> **About this task**: Provide the data again exactly, including every line that follows.

> **Given entries**:
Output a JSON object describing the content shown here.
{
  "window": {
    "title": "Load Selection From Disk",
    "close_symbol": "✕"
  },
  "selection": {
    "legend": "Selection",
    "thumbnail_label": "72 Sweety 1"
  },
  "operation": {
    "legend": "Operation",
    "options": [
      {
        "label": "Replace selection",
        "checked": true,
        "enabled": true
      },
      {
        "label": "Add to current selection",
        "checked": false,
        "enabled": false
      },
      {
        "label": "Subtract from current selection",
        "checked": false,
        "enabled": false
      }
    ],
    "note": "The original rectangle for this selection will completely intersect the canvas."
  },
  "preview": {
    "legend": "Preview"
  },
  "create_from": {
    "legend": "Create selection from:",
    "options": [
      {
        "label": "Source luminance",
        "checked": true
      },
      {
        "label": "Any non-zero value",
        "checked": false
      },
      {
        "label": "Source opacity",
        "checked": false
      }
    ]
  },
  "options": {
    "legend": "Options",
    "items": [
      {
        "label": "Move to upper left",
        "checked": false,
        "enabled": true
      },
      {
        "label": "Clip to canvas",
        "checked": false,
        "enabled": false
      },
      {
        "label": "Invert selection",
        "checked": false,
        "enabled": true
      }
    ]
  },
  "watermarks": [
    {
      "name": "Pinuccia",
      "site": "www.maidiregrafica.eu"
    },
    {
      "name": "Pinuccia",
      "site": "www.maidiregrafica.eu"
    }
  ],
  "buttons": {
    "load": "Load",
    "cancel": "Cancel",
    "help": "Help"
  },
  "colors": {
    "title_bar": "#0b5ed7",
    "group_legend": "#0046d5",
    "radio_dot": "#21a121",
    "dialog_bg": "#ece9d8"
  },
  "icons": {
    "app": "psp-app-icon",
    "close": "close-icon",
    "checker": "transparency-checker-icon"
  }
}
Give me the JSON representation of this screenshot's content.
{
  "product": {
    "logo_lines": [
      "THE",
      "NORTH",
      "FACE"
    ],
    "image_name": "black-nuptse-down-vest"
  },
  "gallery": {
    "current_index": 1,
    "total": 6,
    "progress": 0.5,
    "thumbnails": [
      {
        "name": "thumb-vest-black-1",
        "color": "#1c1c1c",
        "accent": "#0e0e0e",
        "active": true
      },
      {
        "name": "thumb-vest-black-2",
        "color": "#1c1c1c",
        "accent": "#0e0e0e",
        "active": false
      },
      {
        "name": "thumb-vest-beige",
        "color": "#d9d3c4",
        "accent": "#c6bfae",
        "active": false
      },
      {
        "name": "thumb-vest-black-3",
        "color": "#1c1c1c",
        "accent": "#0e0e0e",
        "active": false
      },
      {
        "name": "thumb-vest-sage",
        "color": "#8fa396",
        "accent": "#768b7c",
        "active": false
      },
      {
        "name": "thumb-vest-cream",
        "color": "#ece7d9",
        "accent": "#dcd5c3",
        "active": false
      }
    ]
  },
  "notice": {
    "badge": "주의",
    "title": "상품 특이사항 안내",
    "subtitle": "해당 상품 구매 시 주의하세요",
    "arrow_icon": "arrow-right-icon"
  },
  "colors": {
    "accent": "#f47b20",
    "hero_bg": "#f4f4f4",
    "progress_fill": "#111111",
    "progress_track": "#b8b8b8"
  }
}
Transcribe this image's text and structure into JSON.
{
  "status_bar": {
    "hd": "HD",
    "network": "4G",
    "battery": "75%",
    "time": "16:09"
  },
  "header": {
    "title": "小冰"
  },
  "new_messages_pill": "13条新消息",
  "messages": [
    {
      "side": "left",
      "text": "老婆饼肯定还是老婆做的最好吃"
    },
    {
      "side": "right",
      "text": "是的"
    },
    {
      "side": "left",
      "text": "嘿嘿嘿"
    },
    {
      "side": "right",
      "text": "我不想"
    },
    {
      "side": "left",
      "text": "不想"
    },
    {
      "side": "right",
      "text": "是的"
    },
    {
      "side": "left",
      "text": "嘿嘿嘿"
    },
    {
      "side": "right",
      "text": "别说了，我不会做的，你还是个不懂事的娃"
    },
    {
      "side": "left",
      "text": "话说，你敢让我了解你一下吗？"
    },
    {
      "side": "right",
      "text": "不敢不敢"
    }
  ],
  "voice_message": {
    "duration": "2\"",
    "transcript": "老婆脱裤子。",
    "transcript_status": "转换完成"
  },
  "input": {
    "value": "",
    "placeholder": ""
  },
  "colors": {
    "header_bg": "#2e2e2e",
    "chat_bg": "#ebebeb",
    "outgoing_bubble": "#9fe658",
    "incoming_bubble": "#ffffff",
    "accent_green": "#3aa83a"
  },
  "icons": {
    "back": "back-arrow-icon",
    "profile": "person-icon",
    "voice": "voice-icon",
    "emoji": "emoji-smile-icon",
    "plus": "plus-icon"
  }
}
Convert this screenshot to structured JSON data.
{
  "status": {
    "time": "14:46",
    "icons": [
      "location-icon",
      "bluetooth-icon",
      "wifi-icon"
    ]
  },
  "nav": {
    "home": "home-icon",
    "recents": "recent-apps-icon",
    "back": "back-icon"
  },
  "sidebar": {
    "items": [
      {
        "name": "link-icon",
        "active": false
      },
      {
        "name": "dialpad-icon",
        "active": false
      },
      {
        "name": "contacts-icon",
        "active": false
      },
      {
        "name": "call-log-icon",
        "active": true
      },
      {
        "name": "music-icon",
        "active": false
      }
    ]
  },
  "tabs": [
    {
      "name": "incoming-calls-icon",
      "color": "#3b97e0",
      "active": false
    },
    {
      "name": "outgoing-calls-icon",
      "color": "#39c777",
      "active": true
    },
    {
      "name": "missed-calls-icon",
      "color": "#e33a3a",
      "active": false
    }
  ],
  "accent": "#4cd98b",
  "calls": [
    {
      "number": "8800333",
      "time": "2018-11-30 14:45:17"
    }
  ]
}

> **Result of the task**:
Output a JSON object describing the content shown here.
{
  "window": {
    "title": "Load Selection From Disk",
    "close_symbol": "✕"
  },
  "selection": {
    "legend": "Selection",
    "thumbnail_label": "72 Sweety 1"
  },
  "operation": {
    "legend": "Operation",
    "options": [
      {
        "label": "Replace selection",
        "checked": true,
        "enabled": true
      },
      {
        "label": "Add to current selection",
        "checked": false,
        "enabled": false
      },
      {
        "label": "Subtract from current selection",
        "checked": false,
        "enabled": false
      }
    ],
    "note": "The original rectangle for this selection will completely intersect the canvas."
  },
  "preview": {
    "legend": "Preview"
  },
  "create_from": {
    "legend": "Create selection from:",
    "options": [
      {
        "label": "Source luminance",
        "checked": true
      },
      {
        "label": "Any non-zero value",
        "checked": false
      },
      {
        "label": "Source opacity",
        "checked": false
      }
    ]
  },
  "options": {
    "legend": "Options",
    "items": [
      {
        "label": "Move to upper left",
        "checked": false,
        "enabled": true
      },
      {
        "label": "Clip to canvas",
        "checked": false,
        "enabled": false
      },
      {
        "label": "Invert selection",
        "checked": false,
        "enabled": true
      }
    ]
  },
  "watermarks": [
    {
      "name": "Pinuccia",
      "site": "www.maidiregrafica.eu"
    },
    {
      "name": "Pinuccia",
      "site": "www.maidiregrafica.eu"
    }
  ],
  "buttons": {
    "load": "Load",
    "cancel": "Cancel",
    "help": "Help"
  },
  "colors": {
    "title_bar": "#0b5ed7",
    "group_legend": "#0046d5",
    "radio_dot": "#21a121",
    "dialog_bg": "#ece9d8"
  },
  "icons": {
    "app": "psp-app-icon",
    "close": "close-icon",
    "checker": "transparency-checker-icon"
  }
}
Give me the JSON representation of this screenshot's content.
{
  "product": {
    "logo_lines": [
      "THE",
      "NORTH",
      "FACE"
    ],
    "image_name": "black-nuptse-down-vest"
  },
  "gallery": {
    "current_index": 1,
    "total": 6,
    "progress": 0.5,
    "thumbnails": [
      {
        "name": "thumb-vest-black-1",
        "color": "#1c1c1c",
        "accent": "#0e0e0e",
        "active": true
      },
      {
        "name": "thumb-vest-black-2",
        "color": "#1c1c1c",
        "accent": "#0e0e0e",
        "active": false
      },
      {
        "name": "thumb-vest-beige",
        "color": "#d9d3c4",
        "accent": "#c6bfae",
        "active": false
      },
      {
        "name": "thumb-vest-black-3",
        "color": "#1c1c1c",
        "accent": "#0e0e0e",
        "active": false
      },
      {
        "name": "thumb-vest-sage",
        "color": "#8fa396",
        "accent": "#768b7c",
        "active": false
      },
      {
        "name": "thumb-vest-cream",
        "color": "#ece7d9",
        "accent": "#dcd5c3",
        "active": false
      }
    ]
  },
  "notice": {
    "badge": "주의",
    "title": "상품 특이사항 안내",
    "subtitle": "해당 상품 구매 시 주의하세요",
    "arrow_icon": "arrow-right-icon"
  },
  "colors": {
    "accent": "#f47b20",
    "hero_bg": "#f4f4f4",
    "progress_fill": "#111111",
    "progress_track": "#b8b8b8"
  }
}
Transcribe this image's text and structure into JSON.
{
  "status_bar": {
    "hd": "HD",
    "network": "4G",
    "battery": "75%",
    "time": "16:09"
  },
  "header": {
    "title": "小冰"
  },
  "new_messages_pill": "13条新消息",
  "messages": [
    {
      "side": "left",
      "text": "老婆饼肯定还是老婆做的最好吃"
    },
    {
      "side": "right",
      "text": "是的"
    },
    {
      "side": "left",
      "text": "嘿嘿嘿"
    },
    {
      "side": "right",
      "text": "我不想"
    },
    {
      "side": "left",
      "text": "不想"
    },
    {
      "side": "right",
      "text": "是的"
    },
    {
      "side": "left",
      "text": "嘿嘿嘿"
    },
    {
      "side": "right",
      "text": "别说了，我不会做的，你还是个不懂事的娃"
    },
    {
      "side": "left",
      "text": "话说，你敢让我了解你一下吗？"
    },
    {
      "side": "right",
      "text": "不敢不敢"
    }
  ],
  "voice_message": {
    "duration": "2\"",
    "transcript": "老婆脱裤子。",
    "transcript_status": "转换完成"
  },
  "input": {
    "value": "",
    "placeholder": ""
  },
  "colors": {
    "header_bg": "#2e2e2e",
    "chat_bg": "#ebebeb",
    "outgoing_bubble": "#9fe658",
    "incoming_bubble": "#ffffff",
    "accent_green": "#3aa83a"
  },
  "icons": {
    "back": "back-arrow-icon",
    "profile": "person-icon",
    "voice": "voice-icon",
    "emoji": "emoji-smile-icon",
    "plus": "plus-icon"
  }
}
Convert this screenshot to structured JSON data.
{
  "status": {
    "time": "14:46",
    "icons": [
      "location-icon",
      "bluetooth-icon",
      "wifi-icon"
    ]
  },
  "nav": {
    "home": "home-icon",
    "recents": "recent-apps-icon",
    "back": "back-icon"
  },
  "sidebar": {
    "items": [
      {
        "name": "link-icon",
        "active": false
      },
      {
        "name": "dialpad-icon",
        "active": false
      },
      {
        "name": "contacts-icon",
        "active": false
      },
      {
        "name": "call-log-icon",
        "active": true
      },
      {
        "name": "music-icon",
        "active": false
      }
    ]
  },
  "tabs": [
    {
      "name": "incoming-calls-icon",
      "color": "#3b97e0",
      "active": false
    },
    {
      "name": "outgoing-calls-icon",
      "color": "#39c777",
      "active": true
    },
    {
      "name": "missed-calls-icon",
      "color": "#e33a3a",
      "active": false
    }
  ],
  "accent": "#4cd98b",
  "calls": [
    {
      "number": "8800333",
      "time": "2018-11-30 14:45:17"
    }
  ]
}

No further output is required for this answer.